Tennessee Technological University has gotten a lesson in the need to study regulations as well as technology. First it got fined by the FCC, and now has gotten smacked down for not following procedures with its appeal. Oh, and the appeal was denied.

The University was fined $1,500 last year for being late with its license renewal filing for WTTU-FM Cookeville, TN. The station is a Class A with 2kw on 88.5 MHz. It is non-commercial, of course, and features rock programming with student announcers. 

Like so many small or non-commercial stations facing FCC fines, the WTTU licensee appealed on the basis of financial hardship. To support that claim the University attached a copy of its annual budget for the radio station. In turning down the request for a reduced fine, the FCC noted that the licensee should have paid closer attention to what was written in the Notice of Apparent Liability about grounds for appealing the amount of the fine.

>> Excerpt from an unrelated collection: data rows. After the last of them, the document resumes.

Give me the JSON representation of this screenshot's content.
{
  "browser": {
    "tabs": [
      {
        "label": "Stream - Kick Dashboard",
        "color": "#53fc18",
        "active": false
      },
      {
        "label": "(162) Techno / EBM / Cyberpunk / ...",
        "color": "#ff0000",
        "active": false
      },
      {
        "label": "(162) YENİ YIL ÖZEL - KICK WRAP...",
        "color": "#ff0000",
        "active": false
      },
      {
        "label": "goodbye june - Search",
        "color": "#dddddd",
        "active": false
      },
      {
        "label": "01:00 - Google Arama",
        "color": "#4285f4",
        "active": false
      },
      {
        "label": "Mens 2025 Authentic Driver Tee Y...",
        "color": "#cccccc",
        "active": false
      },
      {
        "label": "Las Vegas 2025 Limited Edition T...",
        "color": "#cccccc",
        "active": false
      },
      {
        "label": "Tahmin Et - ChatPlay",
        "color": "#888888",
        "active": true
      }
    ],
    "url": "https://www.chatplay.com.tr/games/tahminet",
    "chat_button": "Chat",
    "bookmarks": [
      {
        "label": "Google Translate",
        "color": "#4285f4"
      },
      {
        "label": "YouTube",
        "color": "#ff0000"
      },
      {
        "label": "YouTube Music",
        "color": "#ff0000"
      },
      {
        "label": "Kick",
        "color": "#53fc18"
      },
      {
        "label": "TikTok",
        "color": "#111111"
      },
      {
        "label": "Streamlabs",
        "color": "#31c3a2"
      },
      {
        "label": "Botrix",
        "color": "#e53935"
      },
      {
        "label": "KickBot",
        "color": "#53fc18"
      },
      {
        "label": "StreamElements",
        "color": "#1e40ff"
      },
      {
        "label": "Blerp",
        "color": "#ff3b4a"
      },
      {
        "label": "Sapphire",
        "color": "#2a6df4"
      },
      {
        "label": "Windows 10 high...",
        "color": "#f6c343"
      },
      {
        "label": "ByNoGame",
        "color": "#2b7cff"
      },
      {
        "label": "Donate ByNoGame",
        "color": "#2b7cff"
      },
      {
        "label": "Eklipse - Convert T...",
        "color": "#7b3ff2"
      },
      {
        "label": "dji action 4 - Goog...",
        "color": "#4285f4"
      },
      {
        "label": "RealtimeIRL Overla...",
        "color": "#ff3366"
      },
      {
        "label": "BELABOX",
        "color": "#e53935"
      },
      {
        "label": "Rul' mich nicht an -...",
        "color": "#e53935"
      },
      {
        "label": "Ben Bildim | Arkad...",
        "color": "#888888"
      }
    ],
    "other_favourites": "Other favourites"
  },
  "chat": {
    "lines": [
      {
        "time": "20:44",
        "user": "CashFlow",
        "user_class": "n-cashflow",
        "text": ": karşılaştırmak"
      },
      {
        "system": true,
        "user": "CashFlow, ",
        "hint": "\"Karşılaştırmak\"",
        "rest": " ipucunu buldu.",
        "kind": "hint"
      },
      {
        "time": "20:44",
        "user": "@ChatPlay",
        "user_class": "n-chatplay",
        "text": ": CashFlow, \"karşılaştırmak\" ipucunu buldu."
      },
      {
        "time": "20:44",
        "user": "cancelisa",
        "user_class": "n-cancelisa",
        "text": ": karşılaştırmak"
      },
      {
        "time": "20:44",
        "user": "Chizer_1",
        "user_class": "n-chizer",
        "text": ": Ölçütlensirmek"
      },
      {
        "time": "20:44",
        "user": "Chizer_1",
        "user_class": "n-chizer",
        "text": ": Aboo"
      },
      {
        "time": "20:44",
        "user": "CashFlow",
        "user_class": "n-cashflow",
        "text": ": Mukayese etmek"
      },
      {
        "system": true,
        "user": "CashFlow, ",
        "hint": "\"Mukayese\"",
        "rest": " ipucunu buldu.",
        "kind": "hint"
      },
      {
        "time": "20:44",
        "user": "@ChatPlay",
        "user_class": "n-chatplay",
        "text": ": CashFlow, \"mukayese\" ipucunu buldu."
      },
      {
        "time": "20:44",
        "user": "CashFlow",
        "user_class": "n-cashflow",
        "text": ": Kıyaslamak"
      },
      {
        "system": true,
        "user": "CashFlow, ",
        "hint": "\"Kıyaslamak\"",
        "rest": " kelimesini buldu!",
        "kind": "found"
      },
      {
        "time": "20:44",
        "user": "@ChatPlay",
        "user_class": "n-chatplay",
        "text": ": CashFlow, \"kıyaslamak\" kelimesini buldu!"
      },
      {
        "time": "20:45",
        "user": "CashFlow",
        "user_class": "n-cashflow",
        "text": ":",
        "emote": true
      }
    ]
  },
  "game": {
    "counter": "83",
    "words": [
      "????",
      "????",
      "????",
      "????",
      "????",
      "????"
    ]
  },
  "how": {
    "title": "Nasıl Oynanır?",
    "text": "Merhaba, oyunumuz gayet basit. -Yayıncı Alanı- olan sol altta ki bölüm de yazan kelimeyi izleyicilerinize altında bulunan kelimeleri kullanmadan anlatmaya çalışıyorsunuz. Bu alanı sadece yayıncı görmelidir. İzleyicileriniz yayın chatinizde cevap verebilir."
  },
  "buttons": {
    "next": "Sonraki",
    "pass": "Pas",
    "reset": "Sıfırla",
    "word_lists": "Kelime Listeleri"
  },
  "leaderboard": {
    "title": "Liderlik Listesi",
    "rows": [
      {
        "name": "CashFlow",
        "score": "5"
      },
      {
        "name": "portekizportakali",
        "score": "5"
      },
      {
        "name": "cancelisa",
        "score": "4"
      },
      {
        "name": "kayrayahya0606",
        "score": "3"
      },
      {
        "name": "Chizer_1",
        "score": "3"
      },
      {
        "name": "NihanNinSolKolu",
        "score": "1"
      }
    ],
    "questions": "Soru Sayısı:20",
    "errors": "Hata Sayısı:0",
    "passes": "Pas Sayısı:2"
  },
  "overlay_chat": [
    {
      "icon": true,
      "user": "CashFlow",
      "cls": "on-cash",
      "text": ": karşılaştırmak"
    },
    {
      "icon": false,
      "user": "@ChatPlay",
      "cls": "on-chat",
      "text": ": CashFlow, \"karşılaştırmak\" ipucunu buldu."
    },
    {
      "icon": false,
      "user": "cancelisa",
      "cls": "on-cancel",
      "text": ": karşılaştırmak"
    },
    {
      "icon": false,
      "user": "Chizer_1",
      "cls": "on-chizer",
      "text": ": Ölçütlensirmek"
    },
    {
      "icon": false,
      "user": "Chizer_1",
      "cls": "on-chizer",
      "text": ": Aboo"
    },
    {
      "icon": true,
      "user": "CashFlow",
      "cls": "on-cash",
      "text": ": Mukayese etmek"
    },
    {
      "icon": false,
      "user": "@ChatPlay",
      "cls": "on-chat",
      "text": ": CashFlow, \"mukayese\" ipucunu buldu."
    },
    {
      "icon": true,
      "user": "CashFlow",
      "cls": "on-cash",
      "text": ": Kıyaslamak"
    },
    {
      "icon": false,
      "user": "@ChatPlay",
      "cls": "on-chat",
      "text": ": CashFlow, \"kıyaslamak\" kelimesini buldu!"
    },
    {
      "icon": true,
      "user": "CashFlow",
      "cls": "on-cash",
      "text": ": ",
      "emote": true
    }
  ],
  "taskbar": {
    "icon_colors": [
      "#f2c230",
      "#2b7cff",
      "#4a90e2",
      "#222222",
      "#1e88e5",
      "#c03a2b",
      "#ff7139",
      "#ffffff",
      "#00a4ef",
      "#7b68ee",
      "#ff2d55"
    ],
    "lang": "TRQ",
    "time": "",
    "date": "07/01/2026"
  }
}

“As noted in the NAL, the Commission will not consider reducing or canceling a forfeiture in response to a claim of inability to pay unless the party against which the forfeiture is proposed submits: (1) federal tax returns for the most recent three year period; (2) financial statements prepared according to generally accepted accounting principles (‘GAAP’); or (3) some other reliable and objective documentation that accurately reflected the party’s current financial status.  Any claim of inability to pay must specifically identify the basis for the claim by reference to the financial documentation submitted.
Typically, a licensee’s gross revenues are the best indicator of its ability to pay a forfeiture. Here, however, TTU does not submit a tax return or any comparable showing of its revenues.  Rather, it submits the Station’s yearly budget, which provides no information about TTU’s revenues. It thus fails to meet the standard of ‘other reliable and objective documentation’ sufficient to establish TTU’s current financial status. Accordingly, we find that it cannot be used to support TTU’s claim of its inability to pay. In the absence of sufficient information to support a decision to the contrary, we decline to cancel or reduce the proposed forfeiture on this basis.”

So, the $1,500 fine stands.

RBR-TVBR observation: From years of reporting on FCC fines, what stands out is that most of them could have been easily avoided. All that is required is that a licensee make the effort to learn the FCC’s rules and be sure to maintain the correct paperwork, file the correct forms on time, make the correct payments and always follow the directions. If your station is small and doesn’t have a communications attorney on retainer (they’re not really that expensive for routine matters) just pick up the phone and call the FCC’s Media Bureau to make sure you’re doing the right thing. Don’t try to wing it.